=== Records provided ===

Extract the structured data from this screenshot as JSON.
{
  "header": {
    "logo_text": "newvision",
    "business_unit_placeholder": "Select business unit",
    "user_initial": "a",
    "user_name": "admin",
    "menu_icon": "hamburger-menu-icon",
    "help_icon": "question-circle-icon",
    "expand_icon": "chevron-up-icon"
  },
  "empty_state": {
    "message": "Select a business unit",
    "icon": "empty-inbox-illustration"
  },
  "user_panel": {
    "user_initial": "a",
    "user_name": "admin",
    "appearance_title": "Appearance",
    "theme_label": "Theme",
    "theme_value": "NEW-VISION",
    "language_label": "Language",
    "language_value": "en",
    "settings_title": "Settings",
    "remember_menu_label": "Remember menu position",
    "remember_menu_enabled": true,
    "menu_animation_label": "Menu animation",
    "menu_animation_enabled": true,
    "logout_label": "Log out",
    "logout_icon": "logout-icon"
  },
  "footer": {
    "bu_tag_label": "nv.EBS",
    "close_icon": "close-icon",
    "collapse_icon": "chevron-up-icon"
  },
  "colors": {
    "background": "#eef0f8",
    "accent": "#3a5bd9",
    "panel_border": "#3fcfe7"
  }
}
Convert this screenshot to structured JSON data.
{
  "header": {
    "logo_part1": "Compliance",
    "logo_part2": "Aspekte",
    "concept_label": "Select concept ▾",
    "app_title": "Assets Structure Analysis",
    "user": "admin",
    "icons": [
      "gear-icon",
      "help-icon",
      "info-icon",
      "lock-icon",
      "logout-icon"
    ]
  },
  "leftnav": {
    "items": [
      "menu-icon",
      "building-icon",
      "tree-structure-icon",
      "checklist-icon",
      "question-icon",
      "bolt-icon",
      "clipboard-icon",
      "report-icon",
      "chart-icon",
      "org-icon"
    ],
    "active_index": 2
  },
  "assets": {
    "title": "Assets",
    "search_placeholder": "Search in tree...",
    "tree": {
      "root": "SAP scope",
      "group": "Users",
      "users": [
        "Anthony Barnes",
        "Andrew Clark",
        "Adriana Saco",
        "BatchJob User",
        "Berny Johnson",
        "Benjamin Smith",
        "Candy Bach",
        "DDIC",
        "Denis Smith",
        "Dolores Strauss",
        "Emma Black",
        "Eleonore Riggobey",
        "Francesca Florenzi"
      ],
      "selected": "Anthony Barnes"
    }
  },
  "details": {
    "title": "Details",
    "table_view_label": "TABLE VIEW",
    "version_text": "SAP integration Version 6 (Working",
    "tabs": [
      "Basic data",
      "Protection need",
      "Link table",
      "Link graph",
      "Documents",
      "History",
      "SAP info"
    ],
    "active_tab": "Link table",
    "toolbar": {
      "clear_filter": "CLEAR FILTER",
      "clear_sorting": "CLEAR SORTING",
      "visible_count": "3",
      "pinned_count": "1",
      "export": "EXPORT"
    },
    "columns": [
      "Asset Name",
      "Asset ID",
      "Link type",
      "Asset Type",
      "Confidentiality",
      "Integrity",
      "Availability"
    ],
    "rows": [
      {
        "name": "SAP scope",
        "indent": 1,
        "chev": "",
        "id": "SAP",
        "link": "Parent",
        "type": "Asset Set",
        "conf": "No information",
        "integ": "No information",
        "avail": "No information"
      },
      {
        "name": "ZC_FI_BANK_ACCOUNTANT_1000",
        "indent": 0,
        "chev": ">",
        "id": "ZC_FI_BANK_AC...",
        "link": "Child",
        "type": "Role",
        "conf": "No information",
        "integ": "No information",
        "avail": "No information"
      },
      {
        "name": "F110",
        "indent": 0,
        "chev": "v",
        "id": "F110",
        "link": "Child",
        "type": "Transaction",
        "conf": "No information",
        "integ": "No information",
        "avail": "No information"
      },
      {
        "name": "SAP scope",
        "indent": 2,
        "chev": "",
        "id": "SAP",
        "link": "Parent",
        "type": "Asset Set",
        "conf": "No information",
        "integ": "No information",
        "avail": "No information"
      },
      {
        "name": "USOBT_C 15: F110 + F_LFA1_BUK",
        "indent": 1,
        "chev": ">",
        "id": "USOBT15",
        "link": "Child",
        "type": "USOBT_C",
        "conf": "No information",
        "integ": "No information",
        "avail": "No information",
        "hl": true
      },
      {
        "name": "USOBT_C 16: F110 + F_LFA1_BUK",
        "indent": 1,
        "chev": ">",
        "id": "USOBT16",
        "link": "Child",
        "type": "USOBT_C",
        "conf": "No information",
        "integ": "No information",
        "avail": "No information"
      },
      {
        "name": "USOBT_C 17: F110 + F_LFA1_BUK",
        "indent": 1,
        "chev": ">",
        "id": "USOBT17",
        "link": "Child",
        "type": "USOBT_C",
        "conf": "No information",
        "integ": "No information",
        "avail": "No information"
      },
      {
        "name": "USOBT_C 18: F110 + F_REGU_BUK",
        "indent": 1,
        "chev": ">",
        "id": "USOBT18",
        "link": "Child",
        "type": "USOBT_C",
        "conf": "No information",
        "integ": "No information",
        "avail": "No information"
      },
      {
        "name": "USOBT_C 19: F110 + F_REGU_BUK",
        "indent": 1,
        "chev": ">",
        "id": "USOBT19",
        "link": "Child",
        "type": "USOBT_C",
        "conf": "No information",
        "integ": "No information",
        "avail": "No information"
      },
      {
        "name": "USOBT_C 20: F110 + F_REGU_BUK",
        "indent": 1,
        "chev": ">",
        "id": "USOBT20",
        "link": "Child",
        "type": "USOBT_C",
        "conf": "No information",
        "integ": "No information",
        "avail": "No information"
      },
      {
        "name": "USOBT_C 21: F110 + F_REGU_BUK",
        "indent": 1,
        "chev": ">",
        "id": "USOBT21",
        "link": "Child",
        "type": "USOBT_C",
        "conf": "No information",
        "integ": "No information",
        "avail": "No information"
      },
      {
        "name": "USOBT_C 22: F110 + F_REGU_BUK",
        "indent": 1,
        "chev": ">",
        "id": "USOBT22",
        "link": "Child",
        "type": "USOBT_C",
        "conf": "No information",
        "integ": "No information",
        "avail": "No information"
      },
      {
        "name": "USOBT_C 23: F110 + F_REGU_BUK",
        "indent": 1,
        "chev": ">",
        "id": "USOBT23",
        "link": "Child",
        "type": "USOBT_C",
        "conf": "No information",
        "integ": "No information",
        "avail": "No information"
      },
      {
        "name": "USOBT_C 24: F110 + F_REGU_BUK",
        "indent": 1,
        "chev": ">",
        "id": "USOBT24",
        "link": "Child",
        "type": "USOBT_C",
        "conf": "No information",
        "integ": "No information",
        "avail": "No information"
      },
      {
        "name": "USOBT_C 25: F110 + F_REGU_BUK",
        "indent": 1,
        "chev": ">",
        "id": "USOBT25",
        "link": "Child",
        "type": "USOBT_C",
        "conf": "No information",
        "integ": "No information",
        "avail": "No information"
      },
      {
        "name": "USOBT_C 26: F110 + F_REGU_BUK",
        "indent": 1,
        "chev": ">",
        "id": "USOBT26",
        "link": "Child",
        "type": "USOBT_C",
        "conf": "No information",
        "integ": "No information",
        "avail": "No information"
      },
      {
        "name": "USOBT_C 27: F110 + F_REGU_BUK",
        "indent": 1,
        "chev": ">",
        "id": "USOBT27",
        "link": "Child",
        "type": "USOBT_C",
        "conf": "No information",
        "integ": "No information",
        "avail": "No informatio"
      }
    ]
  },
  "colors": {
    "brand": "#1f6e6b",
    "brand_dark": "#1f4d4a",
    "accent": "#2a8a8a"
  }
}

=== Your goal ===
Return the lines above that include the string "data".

=== Task result ===
Extract the structured data from this screenshot as JSON.
Convert this screenshot to structured JSON data.
      "Basic data",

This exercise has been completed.